Peace — not the word that I would have used after the loss of my children. Anything but that word actually. Sad, depressed, angry. Those words characterized my every moment.

Eventually, through many discussions with great friends and caring family, I could say that I had a semblance of peace. I could walk into church, crack open my weathered, burgundy Bible, and smile through Pastor’s sermon without an accusing question burning in my mind. That spiritual peace had been restored.

But there is another way that losing a child can destroy confidence: peace in everyday life. In a way, this everyday peace is still a lack of trust in God for me. Sometimes I lie awake at 1 am, my eyes aching for their rest, but I still cannot sleep.

My heart jumps at every sound; my eyes dart to the corner of the room, to the closet, to the curtain softly swaying in the breeze created by the fan. Although I don’t quite panic, still an underlying fear resounds off pitch within me. I try to calm it with stored up Bible verses like Isaiah 26:3-4; sometimes I succeed. Sometimes I don’t.

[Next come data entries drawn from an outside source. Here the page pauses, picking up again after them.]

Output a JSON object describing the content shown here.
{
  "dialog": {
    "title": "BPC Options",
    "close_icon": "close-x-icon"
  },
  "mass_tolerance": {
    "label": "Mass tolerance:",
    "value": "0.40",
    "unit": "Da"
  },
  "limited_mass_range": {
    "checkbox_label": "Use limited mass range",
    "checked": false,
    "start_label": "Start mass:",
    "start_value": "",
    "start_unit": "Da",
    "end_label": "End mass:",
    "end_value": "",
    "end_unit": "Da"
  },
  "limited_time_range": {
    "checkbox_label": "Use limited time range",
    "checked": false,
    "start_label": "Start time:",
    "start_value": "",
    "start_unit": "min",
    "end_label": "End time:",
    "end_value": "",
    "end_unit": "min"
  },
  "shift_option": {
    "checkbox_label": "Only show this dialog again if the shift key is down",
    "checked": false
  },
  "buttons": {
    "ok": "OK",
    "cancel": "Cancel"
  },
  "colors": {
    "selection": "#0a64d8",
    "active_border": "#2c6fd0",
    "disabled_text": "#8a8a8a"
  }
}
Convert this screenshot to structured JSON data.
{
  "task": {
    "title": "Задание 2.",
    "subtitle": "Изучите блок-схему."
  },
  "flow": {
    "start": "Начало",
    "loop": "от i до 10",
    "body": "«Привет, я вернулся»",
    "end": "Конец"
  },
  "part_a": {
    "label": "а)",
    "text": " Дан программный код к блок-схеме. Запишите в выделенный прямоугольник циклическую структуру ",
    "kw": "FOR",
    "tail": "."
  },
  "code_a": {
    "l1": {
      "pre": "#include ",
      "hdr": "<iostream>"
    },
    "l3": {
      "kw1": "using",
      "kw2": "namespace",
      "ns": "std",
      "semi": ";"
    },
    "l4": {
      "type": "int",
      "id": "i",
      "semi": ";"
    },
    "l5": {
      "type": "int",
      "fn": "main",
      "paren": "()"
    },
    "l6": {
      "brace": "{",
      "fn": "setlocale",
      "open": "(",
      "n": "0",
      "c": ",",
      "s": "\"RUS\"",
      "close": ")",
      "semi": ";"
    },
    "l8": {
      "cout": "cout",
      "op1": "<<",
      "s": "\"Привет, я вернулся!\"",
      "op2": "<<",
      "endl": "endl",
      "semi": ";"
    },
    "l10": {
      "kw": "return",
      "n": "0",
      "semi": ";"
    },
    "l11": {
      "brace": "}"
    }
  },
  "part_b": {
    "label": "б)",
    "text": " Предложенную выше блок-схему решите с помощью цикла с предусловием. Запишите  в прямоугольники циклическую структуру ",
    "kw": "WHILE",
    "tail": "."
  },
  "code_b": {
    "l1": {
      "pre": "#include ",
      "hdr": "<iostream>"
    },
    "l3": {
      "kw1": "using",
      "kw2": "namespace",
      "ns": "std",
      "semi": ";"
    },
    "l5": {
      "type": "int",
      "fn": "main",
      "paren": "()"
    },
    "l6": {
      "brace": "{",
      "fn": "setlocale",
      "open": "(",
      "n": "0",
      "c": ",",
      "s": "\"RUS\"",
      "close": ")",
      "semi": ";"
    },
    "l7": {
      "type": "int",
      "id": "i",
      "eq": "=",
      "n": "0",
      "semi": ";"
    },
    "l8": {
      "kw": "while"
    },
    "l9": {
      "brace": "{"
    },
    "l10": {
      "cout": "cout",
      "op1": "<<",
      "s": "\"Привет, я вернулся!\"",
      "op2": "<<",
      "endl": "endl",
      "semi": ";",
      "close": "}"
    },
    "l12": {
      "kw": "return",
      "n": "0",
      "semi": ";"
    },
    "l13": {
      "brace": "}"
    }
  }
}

I am working daily to trust that bad things don’t happen every single day to the same people, but I do have to work at it. What about you? Have your experiences destroyed your peace in your everyday life? What have you done to help gain peace again?

by Sarah George